Gordon Moore addresses crowd at groundbreaking celebration for Betty Irene Moore Hall.
Gordon Moore addresses crowd at groundbreaking celebration for Betty Irene Moore Hall.

Investing in innovation

Doug Busch spent more than 20 years working at Intel Corporation, the world’s largest manufacturer of computer chips and a leading manufacturer of computer, networking and communications products. He served as chief information officer for several years, overseeing a budget of more than $1 billion and as chief technology officer for Intel’s health care business. He also serves on the board of Blue Shield of California. In all of these roles, he has been a passionate advocate for applying technology and systematic improvement to get the most out of every investment.

Today, he invests personally in the mission of the Betty Irene Moore School of Nursing at UC Davis as a founding donor and as a member of the school’s National Advisory Council. He took on this role enthusiastically after understanding Founding Dean Heather M. Young’s vision and the culture of change she is creating. Supporting the goals of the Gordon and Betty Moore Foundation is also very important to Busch.

“I started supporting the School of Nursing because I believe in the mission and approach of the school’s leadership, and because I feel a strong sense of gratitude to Gordon Moore for the opportunities he and Intel provided me for more than two decades,” explains Busch, who along with his wife, Julie, established the Busch Family Endowed Fund. “The School of Nursing is focused on preparing graduates to be change agents in health care. The graduate programs enable talented professionals to build the skills needed to solve the problems of our health care system.”

Busch, along with a few Intel alumni, visited with Gordon Moore, Intel founder, in November at the groundbreaking for Betty Irene Moore Hall, named after Moore’s wife. Busch agrees with Moore’s assertion that the School of Nursing exceeds expectations.

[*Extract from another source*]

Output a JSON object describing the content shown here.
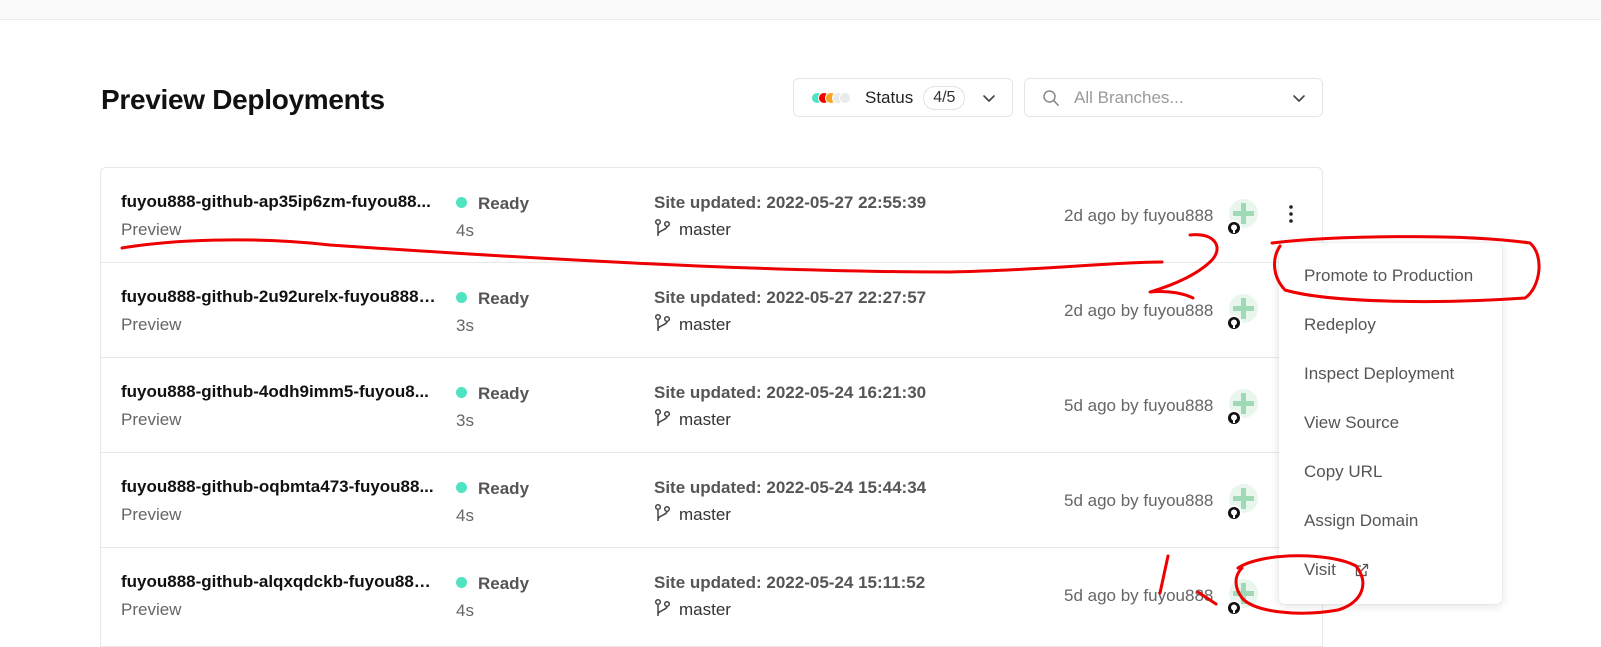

“The more I learn about the diverse faculty driving the programs and the students graduating from the school, the more I am convinced that supporting these mid-career professionals will help ensure that needed change can originate from the middle of health care organizations,” Busch says.